  • Ranking Synonyms: This final activity combines my French Fry Synonyms sort with our Shades of Meaning activity. Students are asked to drag-and-drop five synonyms for each overused word and place them in order from weakest to strongest.

So how did I create this extra credit menu? In the most general terms, here are the steps I took:

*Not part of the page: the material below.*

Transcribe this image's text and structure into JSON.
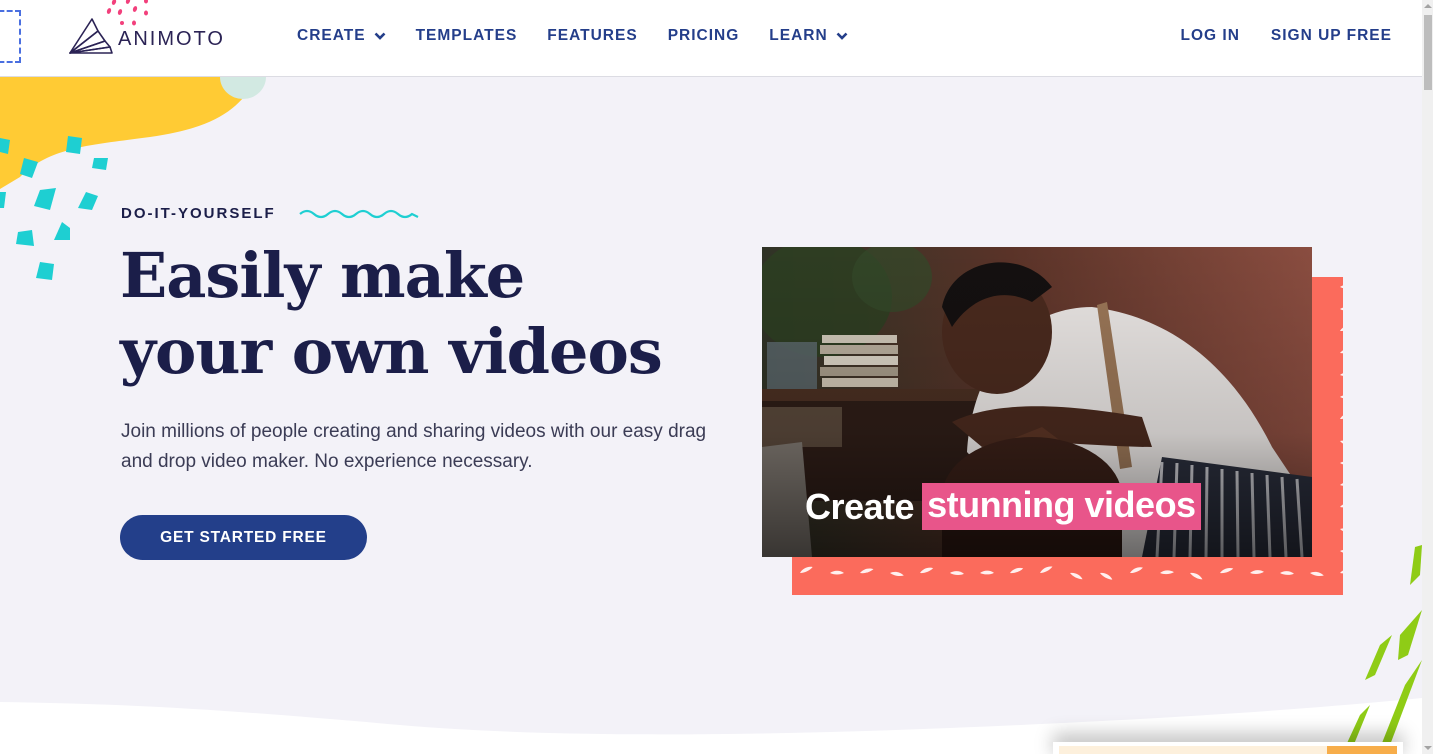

  1. I designed the choice menu and each activity slide in PowerPoint.
  2. I then saved those slides as images that I uploaded as backgrounds for the various slides (I use the add-on Slides Toolbox for this). This was to prevent any accidental (or not-so-accidental) deletions or edits by students.
  3. I added text boxes. Once again, in order to prevent unwanted deletions and edits I took steps. This time I made use of the master slide (now called theme builder). Under Slide, click Edit Theme. This will allow you to add and edit various slide layouts. I simply created master slides that included text boxes in the locations I needed them.
  4. I added videos for the students. The listening assignments, and a few others, required students to listen to a talk, or watch a short video. I inserted theses on the proper slides by clicking Insert and Video. This allowed me to find the video on YouTube and put it directly on the slide. Having the video on the slide has many benefits but the three most important to me are: no need to go to an outside site (less chance of clicking our way to distraction), advertisements are eliminated from the video, as well as watch next suggestions (again, less chance of distraction), I can choose when the video starts and ends (so if the beginning or ending is not relevant I can tell it to skip those parts).
  5. I set up the hyperlinks so when students choose an activity (by clicking on it in the menu) they will be automatically taken to the correct slide to complete it. I did this by drawing a square over each of the boxes in my menu. I then made the square and its border clear (tip: don’t make the square clear until after you’ve done the hyperlink so you can remember which links are finished and which aren’t). To make the shape a hyperlink, I click on it, clicked Insert Link in the menu bar (looks like a link in a chain), chose “Slides in this Presentation,” the number of the slide I wanted, and apply. 
  6. Finally, I added a “Game Board” button to each of the activity slides so students could quickly return to the choice menu from anywhere in the document. To do this I inserted a rectangle, put the text “Game Board” in it, and then used the Insert Link tool to link to the first slide. Once I did the fist one, I was able to copy and paste it onto all of the other slides.

English Skillology levels one and three were very popular the last couple of semesters and I’m hoping level four will be as well. As I mentioned before, level two is in process and I’m hoping to have it for next semester (especially since I’m teaching two level one classes so I’ll probably use it for extra credit in one of the classes). You can download all three levels of English Skillology for free in my Teachers Pay Teachers store. Happy teaching, everyone!

Need some of those links again? Try these buttons for quick access to the free English Skillology Choice Menus: